To understand the difference in processes, we partner with multiple universities such as Kansas State University, University of Illinois and Utah State University to conduct research trials. The study below shows full-fat soy fed to chicks. When comparing high shear extrusion vs. expansion, the results show 8% lower amino acid digestibility of the full-fat soy. This is a result of the lower barrel temperature and pressure of the expander.
As a business partner, I have the pleasure of visiting with customers and sharing research information that allows them to optimize their equipment and continue to meet their customers’ protein needs. When I am asked by a customer or prospect to respond to a companies claim that their process is the same as our ExPress® process, I respond by asking if they have seen their animal feed research results and verified that they are not a copy of the research conducted by Insta-Pro 3rd party agreements. If you are able to get their feeding results, compare them with ours. I am confident you will see the high-shear system produces a higher quality product for feeding.
Business Partners is sometimes an overused term and used more freely than what really is the case. How do you distinguish between those relationships which are purely transactional and those that are truly Business Partners? My advice is this, look for those relationships that go beyond the normal needs or skills of that individual.
For example, do your customers provide you with input to help you become a better supplier, do they help you connect to other customers and do they advise you on trends you should be considering? As a customer, do your vendors try to understand your business, challenges you have and how they can help?
In our case, yes we are an equipment manufacturer, but our goal is to be a true Business Partner by assisting our customers with quality management, sourcing capital and provide advice on how best to source raw ingredients, potential customers for their end product and selling the end product.
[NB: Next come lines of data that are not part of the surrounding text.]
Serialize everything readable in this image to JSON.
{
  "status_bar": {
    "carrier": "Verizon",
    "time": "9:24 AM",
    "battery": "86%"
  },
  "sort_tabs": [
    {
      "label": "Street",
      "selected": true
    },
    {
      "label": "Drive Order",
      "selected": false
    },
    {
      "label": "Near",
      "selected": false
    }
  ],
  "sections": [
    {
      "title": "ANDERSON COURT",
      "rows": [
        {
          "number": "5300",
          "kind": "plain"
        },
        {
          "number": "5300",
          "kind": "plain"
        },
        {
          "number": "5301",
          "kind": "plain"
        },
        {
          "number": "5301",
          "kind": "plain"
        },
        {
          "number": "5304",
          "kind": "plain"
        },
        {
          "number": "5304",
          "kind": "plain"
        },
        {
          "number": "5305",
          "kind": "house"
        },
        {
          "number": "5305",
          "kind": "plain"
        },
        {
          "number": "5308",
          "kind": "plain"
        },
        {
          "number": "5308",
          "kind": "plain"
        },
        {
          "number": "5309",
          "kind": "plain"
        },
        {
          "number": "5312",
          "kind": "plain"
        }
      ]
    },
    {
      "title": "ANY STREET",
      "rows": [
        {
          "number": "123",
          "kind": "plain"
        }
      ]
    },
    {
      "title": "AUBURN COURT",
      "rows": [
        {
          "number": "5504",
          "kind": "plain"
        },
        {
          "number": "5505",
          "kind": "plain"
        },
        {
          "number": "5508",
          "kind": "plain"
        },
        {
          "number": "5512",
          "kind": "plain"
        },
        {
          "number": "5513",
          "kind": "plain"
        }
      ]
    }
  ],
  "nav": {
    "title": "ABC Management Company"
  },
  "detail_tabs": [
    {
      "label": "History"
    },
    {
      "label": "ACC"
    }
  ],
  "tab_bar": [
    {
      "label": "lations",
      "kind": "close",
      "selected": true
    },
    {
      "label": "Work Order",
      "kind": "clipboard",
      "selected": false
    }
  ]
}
A common challenge around the world where our equipment is positioned is the need for a consistent supply of soybeans, a lower cost supply of soybeans or a source that will not try to control them or the market. The other challenge when addressing the need for soybeans is the fact that our processors cannot handle large quantity of beans which might come directly from a bulk vessel. They need a cost effective containerized solution.
While we are not farmers or commodity traders, we do build relationships around the world in the agriculture industry. Through these relationships we have developed a strategic partner who is skilled in the global container shipment of GMO and non-GMO soybeans. They have loading facilities on each of the U.S. coasts able to effectively load containers and then have multiple freight partners to move those containers to our customers. Now, as a Business Partner to our customers we have an option to solve their challenge for a soybean source to augment the local availability of soybeans providing them with control to manage their costs and supply.
Also, we don’t need to limit it to soybeans as other oilseeds, corn and grains are also available. Plus, if you are a U.S. processor needing assistance in shipping to customers internationally, we can be a potential solution to take on the export complexity of shipping your product in containers to your end customers.
My hope is that you do view us as a Business Partner, surfacing your business challenges and where we can we will try to assist. If you have a need for soybeans or other commodities, or if you need assistance shipping from the U.S. to other parts of the world, please reach out to your Sales Representative to provide you with assistance in this area. We want to help and provide solutions to your challenges.